But Erdogan hasn’t only persecuted the media -- or Turks. Earlier this year, Turkish secret police operating in Kosovo kidnapped six Turkish nationals, and took them to prison in Turkey. The men were not journalists, but teachers at a pro-Gulen school. Meanwhile, his police have regularly been arresting German-born journalists of Turkish ancestry – German citizens.
On Sept. 11, the regime escalated things by arresting Max Zirngast, an Austrian student and journalist who is not Turkish at all. Born in the Alps region of Steiermark to Austrian parents, Zirngast developed an affection for Turkish culture from college friends in Vienna. He learned the language, became a committed socialist, began writing about politics (millennials!), and moved to Turkey. His writings came to the attention of the regime, with predictable results. He’s being held, without formal charges, in a filthy Turkish prison.

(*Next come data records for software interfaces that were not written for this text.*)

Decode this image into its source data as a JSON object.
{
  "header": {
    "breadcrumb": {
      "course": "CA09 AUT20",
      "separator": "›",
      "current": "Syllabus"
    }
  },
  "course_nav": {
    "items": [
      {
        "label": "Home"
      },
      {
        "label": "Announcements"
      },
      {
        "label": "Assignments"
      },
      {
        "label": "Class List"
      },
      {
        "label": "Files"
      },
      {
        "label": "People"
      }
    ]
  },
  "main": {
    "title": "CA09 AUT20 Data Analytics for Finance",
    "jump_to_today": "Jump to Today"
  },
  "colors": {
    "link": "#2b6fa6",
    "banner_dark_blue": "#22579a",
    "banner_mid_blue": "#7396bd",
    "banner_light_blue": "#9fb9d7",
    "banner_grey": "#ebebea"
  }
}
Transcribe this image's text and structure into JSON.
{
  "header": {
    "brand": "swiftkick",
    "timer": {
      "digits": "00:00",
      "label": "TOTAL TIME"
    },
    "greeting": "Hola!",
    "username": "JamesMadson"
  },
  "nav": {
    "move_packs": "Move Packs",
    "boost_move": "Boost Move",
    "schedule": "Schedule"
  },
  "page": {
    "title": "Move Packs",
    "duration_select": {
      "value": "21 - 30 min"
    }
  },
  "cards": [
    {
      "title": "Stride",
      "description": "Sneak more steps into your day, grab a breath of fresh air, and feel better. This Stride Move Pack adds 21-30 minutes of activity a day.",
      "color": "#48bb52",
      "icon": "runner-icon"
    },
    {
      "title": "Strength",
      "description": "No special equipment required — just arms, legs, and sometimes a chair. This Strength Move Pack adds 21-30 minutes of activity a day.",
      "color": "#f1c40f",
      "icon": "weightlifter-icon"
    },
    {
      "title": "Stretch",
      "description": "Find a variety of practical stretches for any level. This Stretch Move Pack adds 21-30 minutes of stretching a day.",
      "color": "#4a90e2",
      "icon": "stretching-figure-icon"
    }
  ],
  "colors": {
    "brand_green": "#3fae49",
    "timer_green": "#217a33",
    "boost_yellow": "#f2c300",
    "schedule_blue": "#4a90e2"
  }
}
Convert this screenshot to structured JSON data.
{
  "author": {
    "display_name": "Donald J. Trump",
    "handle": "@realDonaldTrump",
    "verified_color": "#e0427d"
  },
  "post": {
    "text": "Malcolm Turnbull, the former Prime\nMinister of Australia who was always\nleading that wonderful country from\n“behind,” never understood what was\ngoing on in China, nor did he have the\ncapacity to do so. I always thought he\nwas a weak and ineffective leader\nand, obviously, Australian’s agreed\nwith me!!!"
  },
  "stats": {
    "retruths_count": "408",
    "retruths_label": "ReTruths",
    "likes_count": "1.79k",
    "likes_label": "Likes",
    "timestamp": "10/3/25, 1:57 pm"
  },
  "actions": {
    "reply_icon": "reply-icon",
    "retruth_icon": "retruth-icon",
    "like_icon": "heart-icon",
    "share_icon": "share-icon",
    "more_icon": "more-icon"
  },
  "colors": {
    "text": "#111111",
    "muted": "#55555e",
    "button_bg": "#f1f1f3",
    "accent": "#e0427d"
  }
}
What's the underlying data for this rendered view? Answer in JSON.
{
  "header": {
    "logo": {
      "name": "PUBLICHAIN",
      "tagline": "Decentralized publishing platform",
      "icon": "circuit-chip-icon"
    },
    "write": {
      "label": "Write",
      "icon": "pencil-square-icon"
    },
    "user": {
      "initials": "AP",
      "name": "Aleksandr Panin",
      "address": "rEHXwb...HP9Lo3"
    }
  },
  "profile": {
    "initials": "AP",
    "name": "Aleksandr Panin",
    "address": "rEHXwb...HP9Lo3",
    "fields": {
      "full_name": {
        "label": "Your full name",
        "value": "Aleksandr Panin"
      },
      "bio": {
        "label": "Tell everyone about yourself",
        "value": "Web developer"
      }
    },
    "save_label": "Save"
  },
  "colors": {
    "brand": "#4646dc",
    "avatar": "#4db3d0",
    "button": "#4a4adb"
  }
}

Recently, Zirngast authored a Washington Post op-ed. He sounds like a brave and eloquent young man. I’m no socialist, but I’d be proud to know him. I can’t say the same for President Erdogan. The larger question is whether, under his rule, Turkey is still a Western ally. His mad musings about democracy and freedom of the press weren’t throwaway lines. A momentous question of the 21st century is whether Islam and democracy are compatible. I believe they are -- but not without an unfettered and courageous media in Islamic countries. Erdogan’s drivel is not merely idiotic; it’s dangerous. Freedom of the press is what makes democracy possible. I suspect this guy knows it, too. He doesn’t believe in democracy. Or freedom. Which means that at some point, the United States and its allies must ask themselves a difficult question: Does the existence of NATO airbases on Turkish soil – bases used in the U.S. war on terror -- give Erdogan carte blanche?
Here’s the rub, though: President Trump’s rhetoric about the press is often indistinguishable from President Erdogan’s. Shouting “fake news” at a campaign rally? We can take that. But an incumbent U.S. president who calls the media the “enemy of the people” is something else. So were the chants at Trump rallies, whenever Hillary Clinton’s name arose, of “Lock her up!” Similar chants erupted as former National Security Adviser Michael Flynn headed to court last week.
Donald Trump isn’t the only American politician who speaks in ugly ways about the media or political opponents. Alexandria Ocasio-Cortez, the 29-year-old New York barista who won election to Congress this year as Democratic-Socialist, didn’t like a recent Politico story about her. So she attacked the press on Twitter, saying that newspapers were mainly good for birdcage lining. It’s no accident that Donald Trump Jr. expressed solidarity. Meanwhile, California Rep. Devin Nunes, who should know better, has started a full-blown feud with his hometown paper, the Fresno Bee.
Is this all Trump’s fault? Obviously not. The mainstream media have been hostile. The Obama Justice Department prosecuted more journalists for leaks than all previous presidents combined. This doesn’t count Judith Miller -- jailed for contempt of court by a compliant judge egged on by a vindictive special prosecutor.
The lesson here is that when Trump says, “We don’t have a country without a border,” there’s a better way of thinking about immigration – and democracy. A country without freedom of the press is not a country worth defending.
Correction: An earlier version of this article mistakenly stated that Turkey is a member of the European Union.